*TASK ITEM*
Give each record below again, without a single difference.

Items from a dataset:
====

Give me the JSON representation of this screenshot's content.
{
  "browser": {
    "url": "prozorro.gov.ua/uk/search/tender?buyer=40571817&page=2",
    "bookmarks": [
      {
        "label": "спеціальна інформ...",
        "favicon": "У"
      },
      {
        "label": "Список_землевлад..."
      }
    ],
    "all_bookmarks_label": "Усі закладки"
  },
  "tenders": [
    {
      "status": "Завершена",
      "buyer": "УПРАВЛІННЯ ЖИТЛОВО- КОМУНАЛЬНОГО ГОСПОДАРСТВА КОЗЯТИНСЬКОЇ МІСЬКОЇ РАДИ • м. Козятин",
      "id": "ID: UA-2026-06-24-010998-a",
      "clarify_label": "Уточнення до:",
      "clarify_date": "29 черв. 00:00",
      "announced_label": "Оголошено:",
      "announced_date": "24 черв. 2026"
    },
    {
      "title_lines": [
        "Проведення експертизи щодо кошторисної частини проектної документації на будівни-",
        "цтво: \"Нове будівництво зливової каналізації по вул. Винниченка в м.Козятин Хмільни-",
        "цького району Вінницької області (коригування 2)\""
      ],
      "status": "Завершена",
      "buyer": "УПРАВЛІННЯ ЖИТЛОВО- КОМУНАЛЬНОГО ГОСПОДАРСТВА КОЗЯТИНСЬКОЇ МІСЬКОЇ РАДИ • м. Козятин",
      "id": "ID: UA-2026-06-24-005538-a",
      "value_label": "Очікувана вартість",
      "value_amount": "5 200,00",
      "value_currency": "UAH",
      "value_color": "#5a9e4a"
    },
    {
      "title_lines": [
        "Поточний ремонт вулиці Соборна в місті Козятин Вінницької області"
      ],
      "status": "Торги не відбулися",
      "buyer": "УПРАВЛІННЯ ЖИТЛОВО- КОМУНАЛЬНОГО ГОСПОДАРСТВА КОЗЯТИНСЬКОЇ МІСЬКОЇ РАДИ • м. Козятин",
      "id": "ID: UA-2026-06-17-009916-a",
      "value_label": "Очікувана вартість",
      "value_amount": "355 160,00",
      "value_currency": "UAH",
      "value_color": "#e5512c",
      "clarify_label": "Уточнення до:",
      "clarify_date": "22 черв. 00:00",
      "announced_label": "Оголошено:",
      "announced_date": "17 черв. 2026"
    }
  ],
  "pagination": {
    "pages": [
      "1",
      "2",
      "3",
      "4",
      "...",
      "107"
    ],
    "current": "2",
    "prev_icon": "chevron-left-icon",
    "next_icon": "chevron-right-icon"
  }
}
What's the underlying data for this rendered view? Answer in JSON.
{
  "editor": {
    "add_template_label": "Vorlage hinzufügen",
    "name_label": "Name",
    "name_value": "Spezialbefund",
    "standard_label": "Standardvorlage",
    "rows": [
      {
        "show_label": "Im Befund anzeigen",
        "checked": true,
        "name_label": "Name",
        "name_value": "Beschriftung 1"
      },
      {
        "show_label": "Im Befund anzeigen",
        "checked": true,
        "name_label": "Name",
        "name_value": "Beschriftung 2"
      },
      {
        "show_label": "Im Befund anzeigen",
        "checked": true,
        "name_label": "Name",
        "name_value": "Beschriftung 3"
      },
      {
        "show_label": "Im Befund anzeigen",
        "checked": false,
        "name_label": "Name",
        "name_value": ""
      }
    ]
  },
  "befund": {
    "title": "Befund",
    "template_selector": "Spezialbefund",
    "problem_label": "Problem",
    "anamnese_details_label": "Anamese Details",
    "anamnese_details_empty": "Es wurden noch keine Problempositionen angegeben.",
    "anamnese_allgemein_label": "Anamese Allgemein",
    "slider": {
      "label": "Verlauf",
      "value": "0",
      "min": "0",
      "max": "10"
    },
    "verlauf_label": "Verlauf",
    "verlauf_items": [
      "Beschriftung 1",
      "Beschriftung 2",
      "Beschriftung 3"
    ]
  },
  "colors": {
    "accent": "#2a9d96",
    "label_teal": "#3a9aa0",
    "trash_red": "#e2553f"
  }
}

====

*SOLUTION TO THIS EXERCISE*
Give me the JSON representation of this screenshot's content.
{
  "browser": {
    "url": "prozorro.gov.ua/uk/search/tender?buyer=40571817&page=2",
    "bookmarks": [
      {
        "label": "спеціальна інформ...",
        "favicon": "У"
      },
      {
        "label": "Список_землевлад..."
      }
    ],
    "all_bookmarks_label": "Усі закладки"
  },
  "tenders": [
    {
      "status": "Завершена",
      "buyer": "УПРАВЛІННЯ ЖИТЛОВО- КОМУНАЛЬНОГО ГОСПОДАРСТВА КОЗЯТИНСЬКОЇ МІСЬКОЇ РАДИ • м. Козятин",
      "id": "ID: UA-2026-06-24-010998-a",
      "clarify_label": "Уточнення до:",
      "clarify_date": "29 черв. 00:00",
      "announced_label": "Оголошено:",
      "announced_date": "24 черв. 2026"
    },
    {
      "title_lines": [
        "Проведення експертизи щодо кошторисної частини проектної документації на будівни-",
        "цтво: \"Нове будівництво зливової каналізації по вул. Винниченка в м.Козятин Хмільни-",
        "цького району Вінницької області (коригування 2)\""
      ],
      "status": "Завершена",
      "buyer": "УПРАВЛІННЯ ЖИТЛОВО- КОМУНАЛЬНОГО ГОСПОДАРСТВА КОЗЯТИНСЬКОЇ МІСЬКОЇ РАДИ • м. Козятин",
      "id": "ID: UA-2026-06-24-005538-a",
      "value_label": "Очікувана вартість",
      "value_amount": "5 200,00",
      "value_currency": "UAH",
      "value_color": "#5a9e4a"
    },
    {
      "title_lines": [
        "Поточний ремонт вулиці Соборна в місті Козятин Вінницької області"
      ],
      "status": "Торги не відбулися",
      "buyer": "УПРАВЛІННЯ ЖИТЛОВО- КОМУНАЛЬНОГО ГОСПОДАРСТВА КОЗЯТИНСЬКОЇ МІСЬКОЇ РАДИ • м. Козятин",
      "id": "ID: UA-2026-06-17-009916-a",
      "value_label": "Очікувана вартість",
      "value_amount": "355 160,00",
      "value_currency": "UAH",
      "value_color": "#e5512c",
      "clarify_label": "Уточнення до:",
      "clarify_date": "22 черв. 00:00",
      "announced_label": "Оголошено:",
      "announced_date": "17 черв. 2026"
    }
  ],
  "pagination": {
    "pages": [
      "1",
      "2",
      "3",
      "4",
      "...",
      "107"
    ],
    "current": "2",
    "prev_icon": "chevron-left-icon",
    "next_icon": "chevron-right-icon"
  }
}
What's the underlying data for this rendered view? Answer in JSON.
{
  "editor": {
    "add_template_label": "Vorlage hinzufügen",
    "name_label": "Name",
    "name_value": "Spezialbefund",
    "standard_label": "Standardvorlage",
    "rows": [
      {
        "show_label": "Im Befund anzeigen",
        "checked": true,
        "name_label": "Name",
        "name_value": "Beschriftung 1"
      },
      {
        "show_label": "Im Befund anzeigen",
        "checked": true,
        "name_label": "Name",
        "name_value": "Beschriftung 2"
      },
      {
        "show_label": "Im Befund anzeigen",
        "checked": true,
        "name_label": "Name",
        "name_value": "Beschriftung 3"
      },
      {
        "show_label": "Im Befund anzeigen",
        "checked": false,
        "name_label": "Name",
        "name_value": ""
      }
    ]
  },
  "befund": {
    "title": "Befund",
    "template_selector": "Spezialbefund",
    "problem_label": "Problem",
    "anamnese_details_label": "Anamese Details",
    "anamnese_details_empty": "Es wurden noch keine Problempositionen angegeben.",
    "anamnese_allgemein_label": "Anamese Allgemein",
    "slider": {
      "label": "Verlauf",
      "value": "0",
      "min": "0",
      "max": "10"
    },
    "verlauf_label": "Verlauf",
    "verlauf_items": [
      "Beschriftung 1",
      "Beschriftung 2",
      "Beschriftung 3"
    ]
  },
  "colors": {
    "accent": "#2a9d96",
    "label_teal": "#3a9aa0",
    "trash_red": "#e2553f"
  }
}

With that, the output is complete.